Perhaps without even realizing it, my mother instilled the values of empathy and compassion in us. I remember her recounting the almost mythical stories of her childhood horse, Kandy Kisses, who seemed larger than life. And I can’t help but smile when I remember the countless times my mother opened our household to the chaotic bliss that comes with a litter of puppies (thanks to Copper) and kittens…so many kittens! (Our cat, Sneaker, should have been the poster cat for spay/neuter programs).
As an adult, my belief in the value of animals is so deeply embedded in who I am that I cannot imagine my life without animals. I have the privilege to work in an industry that celebrates the human-animal bond. It is a magical experience that will always resonate with me when I think of the woman who first showed me the joys an animal can bring. In December of 2016, after a long day of tests and tears when my mother was first diagnosed with terminal cancer, her words to us after her appointment were simply, “I want to get home to my dog now.”
The powerful impact animals have on us continues to drive and shape me as an adult. My dog, Jun Jun, was instrumental in my own healing process when my husband and I suffered the loss of our first daughter, Presley. Jun’s unconditional love and instinctual healing presence helped get me through infant loss, the most delicate and complex grief one can ever go through. I’m honoured to be of service to animals and people every single day as Chief Executive Officer for the Edmonton Humane Society (EHS), and as a director of the Humane Canada board.
When I think of my passion for animals and the spaces I occupy as a woman, including daughter, sister, wife and mother, I have to ask myself – is my position all that unique? In the animal welfare sector, I would say no.
Women have had a leadership role in the animal welfare movement in Canada since its inception more than 150 years ago. The Edmonton Humane Society exists thanks to Rosetta Graydon, a champion for both women’s rights and animal welfare, who founded the Society in 1907. At a time when women were confined to traditional roles and did not occupy the “work sphere”, we were working in this realm, and we started a movement that now spans the globe.
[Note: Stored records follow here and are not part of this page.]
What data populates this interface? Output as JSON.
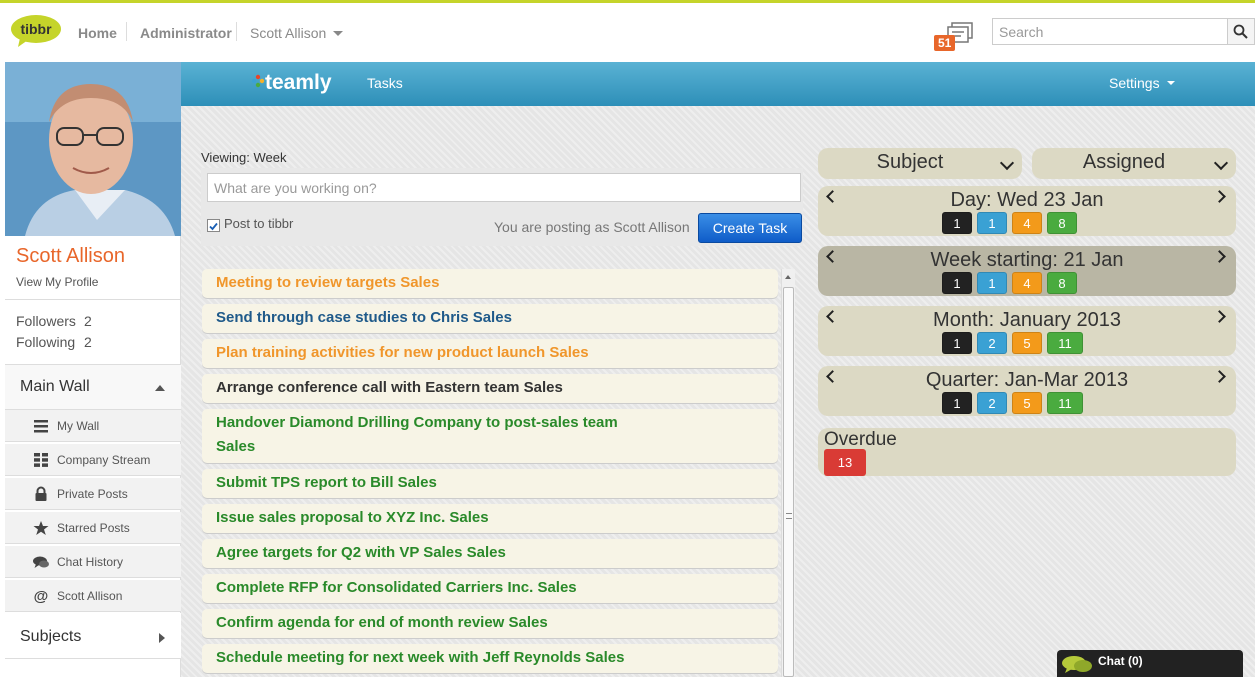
{
  "topbar": {
    "logo_text": "tibbr",
    "nav": [
      "Home",
      "Administrator",
      "Scott Allison"
    ],
    "notification_count": "51",
    "search_placeholder": "Search"
  },
  "sidebar": {
    "profile_name": "Scott Allison",
    "view_profile": "View My Profile",
    "followers_label": "Followers",
    "followers_count": "2",
    "following_label": "Following",
    "following_count": "2",
    "main_wall": "Main Wall",
    "items": [
      {
        "label": "My Wall",
        "icon": "list-icon"
      },
      {
        "label": "Company Stream",
        "icon": "grid-icon"
      },
      {
        "label": "Private Posts",
        "icon": "lock-icon"
      },
      {
        "label": "Starred Posts",
        "icon": "star-icon"
      },
      {
        "label": "Chat History",
        "icon": "chat-bubble-icon"
      },
      {
        "label": "Scott Allison",
        "icon": "at-icon"
      }
    ],
    "subjects": "Subjects"
  },
  "teamly": {
    "logo": "teamly",
    "tasks": "Tasks",
    "settings": "Settings"
  },
  "compose": {
    "viewing": "Viewing: Week",
    "placeholder": "What are you working on?",
    "post_to": "Post to tibbr",
    "post_checked": true,
    "posting_as": "You are posting as Scott Allison",
    "create_button": "Create Task"
  },
  "tasks": [
    {
      "text": "Meeting to review targets Sales",
      "color": "#f0962b"
    },
    {
      "text": "Send through case studies to Chris Sales",
      "color": "#1f5a8a"
    },
    {
      "text": "Plan training activities for new product launch Sales",
      "color": "#f0962b"
    },
    {
      "text": "Arrange conference call with Eastern team Sales",
      "color": "#333333"
    },
    {
      "text": "Handover Diamond Drilling Company to post-sales team Sales",
      "color": "#2a8a2a"
    },
    {
      "text": "Submit TPS report to Bill Sales",
      "color": "#2a8a2a"
    },
    {
      "text": "Issue sales proposal to XYZ Inc. Sales",
      "color": "#2a8a2a"
    },
    {
      "text": "Agree targets for Q2 with VP Sales Sales",
      "color": "#2a8a2a"
    },
    {
      "text": "Complete RFP for Consolidated Carriers Inc. Sales",
      "color": "#2a8a2a"
    },
    {
      "text": "Confirm agenda for end of month review Sales",
      "color": "#2a8a2a"
    },
    {
      "text": "Schedule meeting for next week with Jeff Reynolds Sales",
      "color": "#2a8a2a"
    }
  ],
  "filters": {
    "subject": "Subject",
    "assigned": "Assigned"
  },
  "periods": [
    {
      "label": "Day: Wed 23 Jan",
      "counts": [
        "1",
        "1",
        "4",
        "8"
      ],
      "active": false
    },
    {
      "label": "Week starting: 21 Jan",
      "counts": [
        "1",
        "1",
        "4",
        "8"
      ],
      "active": true
    },
    {
      "label": "Month: January 2013",
      "counts": [
        "1",
        "2",
        "5",
        "11"
      ],
      "active": false
    },
    {
      "label": "Quarter: Jan-Mar 2013",
      "counts": [
        "1",
        "2",
        "5",
        "11"
      ],
      "active": false
    }
  ],
  "overdue": {
    "label": "Overdue",
    "count": "13"
  },
  "chat": {
    "label": "Chat (0)"
  }
}
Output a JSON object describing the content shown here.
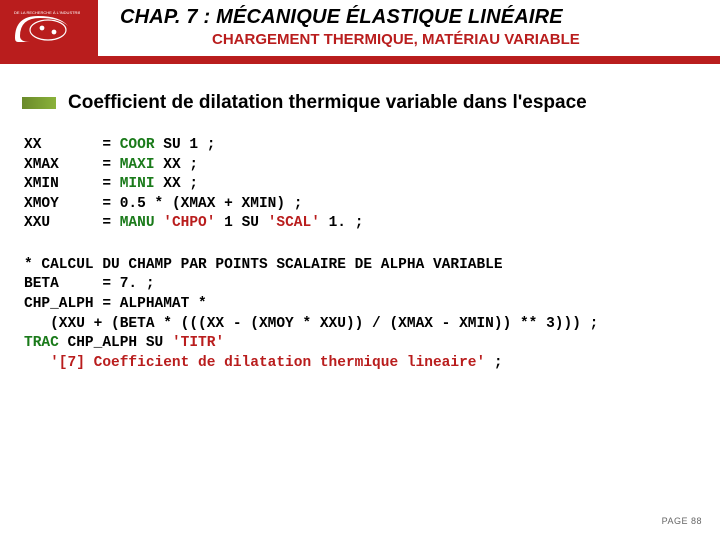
{
  "header": {
    "chapter_title": "CHAP. 7 : MÉCANIQUE ÉLASTIQUE LINÉAIRE",
    "subtitle": "CHARGEMENT THERMIQUE, MATÉRIAU VARIABLE",
    "logo_alt": "cea"
  },
  "section": {
    "title": "Coefficient de dilatation thermique variable dans l'espace"
  },
  "code1": {
    "l1_var": "XX       ",
    "l1_kw": "COOR",
    "l1_rest": " SU 1 ;",
    "l2_var": "XMAX     ",
    "l2_kw": "MAXI",
    "l2_rest": " XX ;",
    "l3_var": "XMIN     ",
    "l3_kw": "MINI",
    "l3_rest": " XX ;",
    "l4_var": "XMOY     ",
    "l4_rest": "0.5 * (XMAX + XMIN) ;",
    "l5_var": "XXU      ",
    "l5_kw": "MANU",
    "l5_s1": "'CHPO'",
    "l5_mid": " 1 SU ",
    "l5_s2": "'SCAL'",
    "l5_end": " 1. ;"
  },
  "code2": {
    "l1": "* CALCUL DU CHAMP PAR POINTS SCALAIRE DE ALPHA VARIABLE",
    "l2": "BETA     = 7. ;",
    "l3": "CHP_ALPH = ALPHAMAT *",
    "l4": "   (XXU + (BETA * (((XX - (XMOY * XXU)) / (XMAX - XMIN)) ** 3))) ;",
    "l5_kw": "TRAC",
    "l5_mid": " CHP_ALPH SU ",
    "l5_s1": "'TITR'",
    "l6_s": "   '[7] Coefficient de dilatation thermique lineaire'",
    "l6_end": " ;"
  },
  "footer": {
    "page": "PAGE 88"
  }
}
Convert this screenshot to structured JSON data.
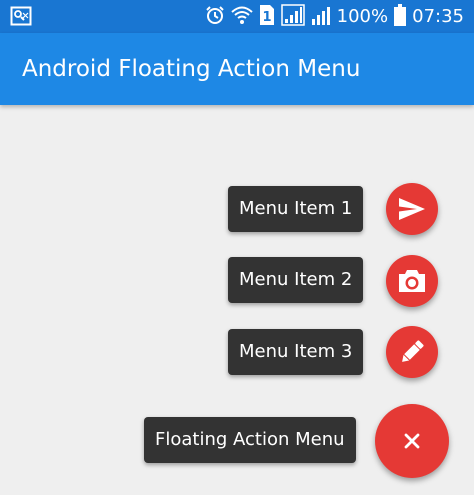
{
  "status_bar": {
    "battery_percent": "100%",
    "time": "07:35",
    "icons": [
      "screenshot-icon",
      "alarm-icon",
      "wifi-icon",
      "sim-icon",
      "signal-icon",
      "signal-icon",
      "battery-icon"
    ]
  },
  "app_bar": {
    "title": "Android Floating Action Menu"
  },
  "menu": {
    "items": [
      {
        "label": "Menu Item 1",
        "icon": "send-icon"
      },
      {
        "label": "Menu Item 2",
        "icon": "camera-icon"
      },
      {
        "label": "Menu Item 3",
        "icon": "pencil-icon"
      }
    ],
    "main_label": "Floating Action Menu",
    "main_icon": "close-icon"
  },
  "colors": {
    "primary_dark": "#1976d2",
    "primary": "#1e88e5",
    "fab": "#e53935",
    "label_bg": "#333333",
    "background": "#efefef"
  }
}
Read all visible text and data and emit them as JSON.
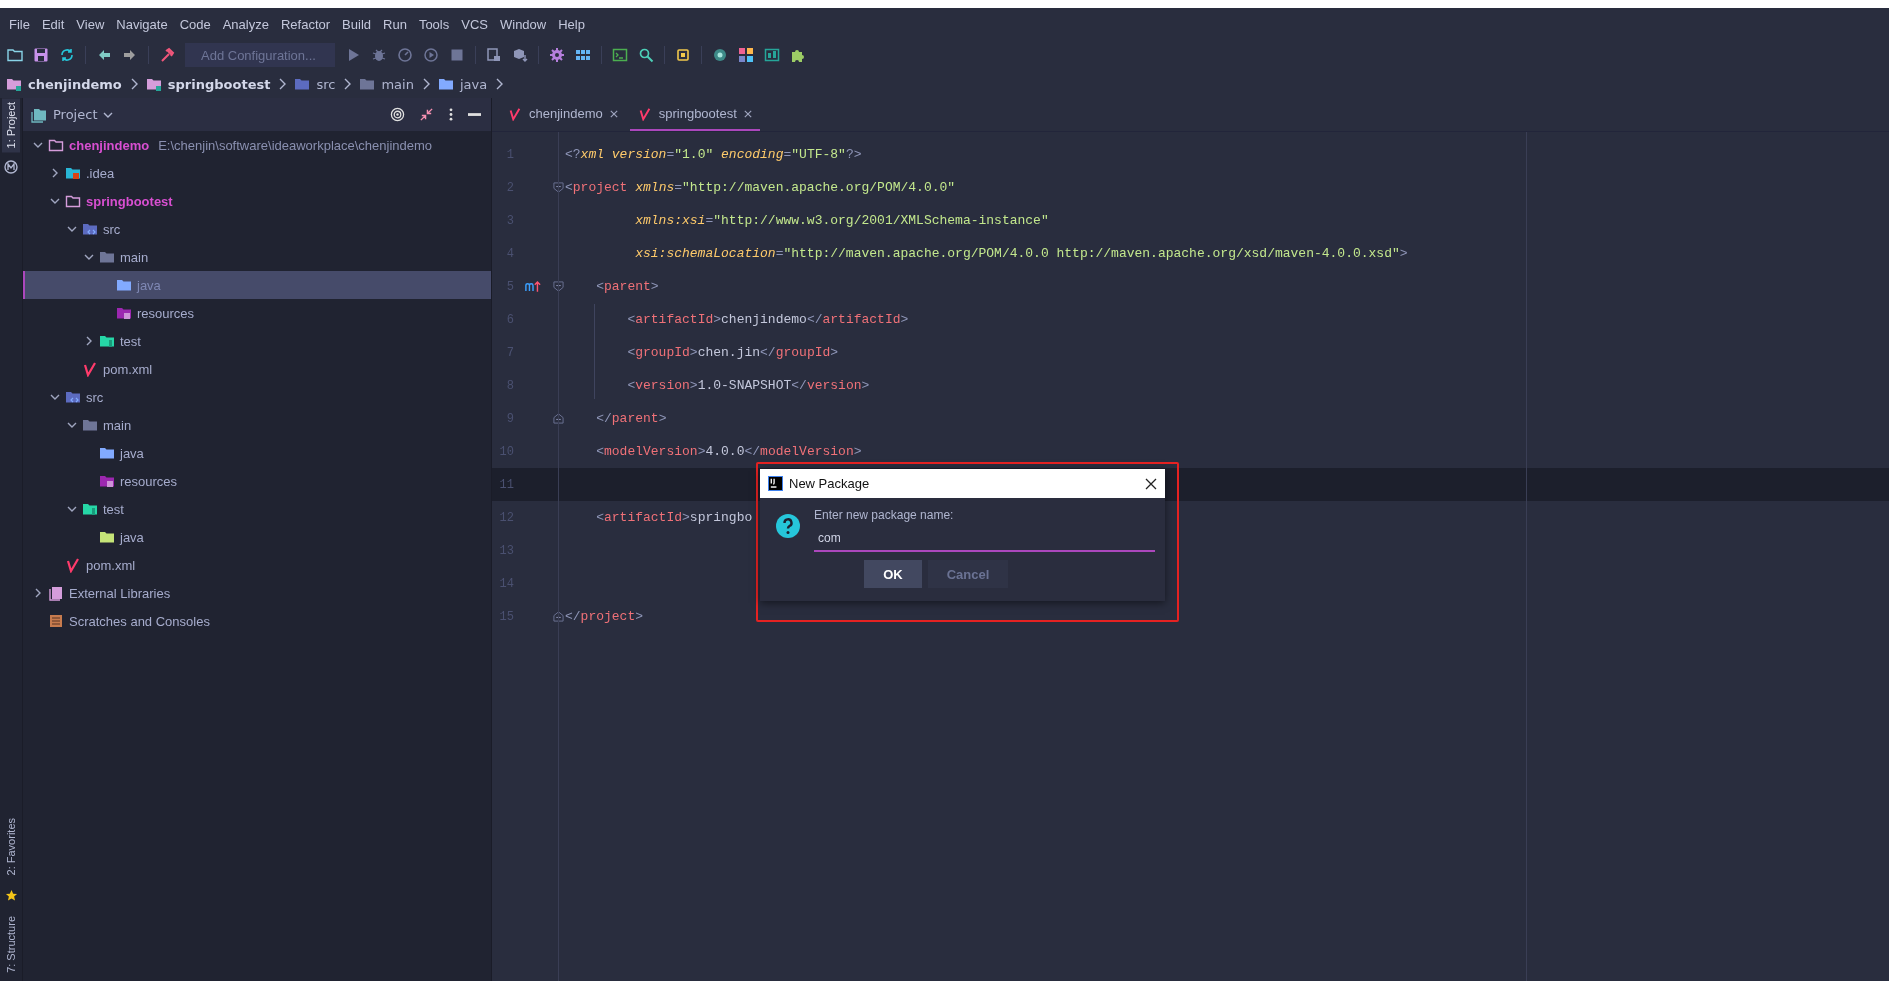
{
  "menu": [
    "File",
    "Edit",
    "View",
    "Navigate",
    "Code",
    "Analyze",
    "Refactor",
    "Build",
    "Run",
    "Tools",
    "VCS",
    "Window",
    "Help"
  ],
  "toolbar": {
    "run_configuration": "Add Configuration..."
  },
  "breadcrumb": [
    {
      "label": "chenjindemo",
      "kind": "module"
    },
    {
      "label": "springbootest",
      "kind": "module"
    },
    {
      "label": "src",
      "kind": "src"
    },
    {
      "label": "main",
      "kind": "folder"
    },
    {
      "label": "java",
      "kind": "java"
    }
  ],
  "tool_strip": {
    "top": [
      {
        "label": "1: Project",
        "selected": true
      }
    ],
    "bottom": [
      {
        "label": "2: Favorites",
        "selected": false
      },
      {
        "label": "7: Structure",
        "selected": false
      }
    ]
  },
  "project_panel": {
    "title": "Project",
    "tree": [
      {
        "label": "chenjindemo",
        "kind": "module",
        "path": "E:\\chenjin\\software\\ideaworkplace\\chenjindemo",
        "expanded": true,
        "selected": false,
        "children": [
          {
            "label": ".idea",
            "kind": "idea",
            "expanded": false,
            "selected": false
          },
          {
            "label": "springbootest",
            "kind": "module",
            "expanded": true,
            "selected": false,
            "children": [
              {
                "label": "src",
                "kind": "src",
                "expanded": true,
                "selected": false,
                "children": [
                  {
                    "label": "main",
                    "kind": "folder",
                    "expanded": true,
                    "selected": false,
                    "children": [
                      {
                        "label": "java",
                        "kind": "java",
                        "selected": true
                      },
                      {
                        "label": "resources",
                        "kind": "resources",
                        "selected": false
                      }
                    ]
                  },
                  {
                    "label": "test",
                    "kind": "test",
                    "expanded": false,
                    "selected": false
                  }
                ]
              },
              {
                "label": "pom.xml",
                "kind": "maven",
                "selected": false
              }
            ]
          },
          {
            "label": "src",
            "kind": "src",
            "expanded": true,
            "selected": false,
            "children": [
              {
                "label": "main",
                "kind": "folder",
                "expanded": true,
                "selected": false,
                "children": [
                  {
                    "label": "java",
                    "kind": "java",
                    "selected": false
                  },
                  {
                    "label": "resources",
                    "kind": "resources",
                    "selected": false
                  }
                ]
              },
              {
                "label": "test",
                "kind": "test",
                "expanded": true,
                "selected": false,
                "children": [
                  {
                    "label": "java",
                    "kind": "test-java",
                    "selected": false
                  }
                ]
              }
            ]
          },
          {
            "label": "pom.xml",
            "kind": "maven",
            "selected": false
          }
        ]
      },
      {
        "label": "External Libraries",
        "kind": "library",
        "expanded": false,
        "selected": false
      },
      {
        "label": "Scratches and Consoles",
        "kind": "scratches",
        "selected": false
      }
    ]
  },
  "editor": {
    "tabs": [
      {
        "label": "chenjindemo",
        "selected": false
      },
      {
        "label": "springbootest",
        "selected": true
      }
    ],
    "lines": [
      {
        "number": "1",
        "current": false,
        "fold_open": false,
        "fold_close": false,
        "override": false,
        "tokens": [
          {
            "kind": "punct",
            "text": "<?"
          },
          {
            "kind": "attr",
            "text": "xml version"
          },
          {
            "kind": "punct",
            "text": "="
          },
          {
            "kind": "value",
            "text": "\"1.0\""
          },
          {
            "kind": "attr",
            "text": " encoding"
          },
          {
            "kind": "punct",
            "text": "="
          },
          {
            "kind": "value",
            "text": "\"UTF-8\""
          },
          {
            "kind": "punct",
            "text": "?>"
          }
        ]
      },
      {
        "number": "2",
        "current": false,
        "fold_open": true,
        "fold_close": false,
        "override": false,
        "tokens": [
          {
            "kind": "punct",
            "text": "<"
          },
          {
            "kind": "tag",
            "text": "project"
          },
          {
            "kind": "attr",
            "text": " xmlns"
          },
          {
            "kind": "punct",
            "text": "="
          },
          {
            "kind": "value",
            "text": "\"http://maven.apache.org/POM/4.0.0\""
          }
        ]
      },
      {
        "number": "3",
        "current": false,
        "fold_open": false,
        "fold_close": false,
        "override": false,
        "tokens": [
          {
            "kind": "attr",
            "text": "         xmlns:xsi"
          },
          {
            "kind": "punct",
            "text": "="
          },
          {
            "kind": "value",
            "text": "\"http://www.w3.org/2001/XMLSchema-instance\""
          }
        ]
      },
      {
        "number": "4",
        "current": false,
        "fold_open": false,
        "fold_close": false,
        "override": false,
        "tokens": [
          {
            "kind": "attr",
            "text": "         xsi:schemaLocation"
          },
          {
            "kind": "punct",
            "text": "="
          },
          {
            "kind": "value",
            "text": "\"http://maven.apache.org/POM/4.0.0 http://maven.apache.org/xsd/maven-4.0.0.xsd\""
          },
          {
            "kind": "punct",
            "text": ">"
          }
        ]
      },
      {
        "number": "5",
        "current": false,
        "fold_open": true,
        "fold_close": false,
        "override": true,
        "tokens": [
          {
            "kind": "punct",
            "text": "    <"
          },
          {
            "kind": "tag",
            "text": "parent"
          },
          {
            "kind": "punct",
            "text": ">"
          }
        ]
      },
      {
        "number": "6",
        "current": false,
        "fold_open": false,
        "fold_close": false,
        "override": false,
        "tokens": [
          {
            "kind": "punct",
            "text": "        <"
          },
          {
            "kind": "tag",
            "text": "artifactId"
          },
          {
            "kind": "punct",
            "text": ">"
          },
          {
            "kind": "text",
            "text": "chenjindemo"
          },
          {
            "kind": "punct",
            "text": "</"
          },
          {
            "kind": "tag",
            "text": "artifactId"
          },
          {
            "kind": "punct",
            "text": ">"
          }
        ]
      },
      {
        "number": "7",
        "current": false,
        "fold_open": false,
        "fold_close": false,
        "override": false,
        "tokens": [
          {
            "kind": "punct",
            "text": "        <"
          },
          {
            "kind": "tag",
            "text": "groupId"
          },
          {
            "kind": "punct",
            "text": ">"
          },
          {
            "kind": "text",
            "text": "chen.jin"
          },
          {
            "kind": "punct",
            "text": "</"
          },
          {
            "kind": "tag",
            "text": "groupId"
          },
          {
            "kind": "punct",
            "text": ">"
          }
        ]
      },
      {
        "number": "8",
        "current": false,
        "fold_open": false,
        "fold_close": false,
        "override": false,
        "tokens": [
          {
            "kind": "punct",
            "text": "        <"
          },
          {
            "kind": "tag",
            "text": "version"
          },
          {
            "kind": "punct",
            "text": ">"
          },
          {
            "kind": "text",
            "text": "1.0-SNAPSHOT"
          },
          {
            "kind": "punct",
            "text": "</"
          },
          {
            "kind": "tag",
            "text": "version"
          },
          {
            "kind": "punct",
            "text": ">"
          }
        ]
      },
      {
        "number": "9",
        "current": false,
        "fold_open": false,
        "fold_close": true,
        "override": false,
        "tokens": [
          {
            "kind": "punct",
            "text": "    </"
          },
          {
            "kind": "tag",
            "text": "parent"
          },
          {
            "kind": "punct",
            "text": ">"
          }
        ]
      },
      {
        "number": "10",
        "current": false,
        "fold_open": false,
        "fold_close": false,
        "override": false,
        "tokens": [
          {
            "kind": "punct",
            "text": "    <"
          },
          {
            "kind": "tag",
            "text": "modelVersion"
          },
          {
            "kind": "punct",
            "text": ">"
          },
          {
            "kind": "text",
            "text": "4.0.0"
          },
          {
            "kind": "punct",
            "text": "</"
          },
          {
            "kind": "tag",
            "text": "modelVersion"
          },
          {
            "kind": "punct",
            "text": ">"
          }
        ]
      },
      {
        "number": "11",
        "current": true,
        "fold_open": false,
        "fold_close": false,
        "override": false
      },
      {
        "number": "12",
        "current": false,
        "fold_open": false,
        "fold_close": false,
        "override": false,
        "tokens": [
          {
            "kind": "punct",
            "text": "    <"
          },
          {
            "kind": "tag",
            "text": "artifactId"
          },
          {
            "kind": "punct",
            "text": ">"
          },
          {
            "kind": "text",
            "text": "springbo"
          }
        ]
      },
      {
        "number": "13",
        "current": false,
        "fold_open": false,
        "fold_close": false,
        "override": false
      },
      {
        "number": "14",
        "current": false,
        "fold_open": false,
        "fold_close": false,
        "override": false
      },
      {
        "number": "15",
        "current": false,
        "fold_open": false,
        "fold_close": true,
        "override": false,
        "tokens": [
          {
            "kind": "punct",
            "text": "</"
          },
          {
            "kind": "tag",
            "text": "project"
          },
          {
            "kind": "punct",
            "text": ">"
          }
        ]
      }
    ]
  },
  "dialog": {
    "title": "New Package",
    "prompt": "Enter new package name:",
    "value": "com",
    "buttons": [
      {
        "label": "OK",
        "default": true
      },
      {
        "label": "Cancel",
        "default": false
      }
    ]
  }
}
While women continue to be underrepresented in government, professional sports, IT and engineering, data suggests the animal welfare sector has been continually fueled and upheld by women. While, historically, women were only allowed to explore this field because it was in line with traditional gender norms to care for the vulnerable, that does not diminish its impact today.
Canada’s humane societies and SPCAs generate an estimated $187.8 million in revenue and contribute $118.4 million back to local economies. The power women bring to this sector has made (and continues to make) a tremendous social, economic and political impact. Even on the philanthropy side, women give more money to social causes in the charitable sector than men in Canada, despite the gender wage gap.
As women, we have the ability to change the climate and incite meaningful advancements – we still have progress to make. One way we can continue to make strides is through the creation of mentorship initiatives, realizing we are in a unique position to ensure women have development opportunities to further evolve the sector. While it’s important to recognize women have historically occupied space in animal welfare because helping roles were viewed as acceptable, we need to shift this paradigm buried deep in gender stereotypes. This sector is not “women’s work”, but rather work that has the capacity to transform our political, economic and social landscapes.
I would encourage you to explore the unique opportunities for women to professionalize and reassert ourselves in this sector. And Women for Humane Canada, a national female philanthropic group devoted to initiatives that elevate animal welfare in Canada, does exactly that. I see this group as an opportunity to recognize our position in the sector and the impact we’re enacting. I’m proud to be a member of this group and joined because I know it will make a real difference in moving the needle on animal welfare in Canada. Together, we can accomplish a lot.
To learn more or to join our ever-growing ranks, go here.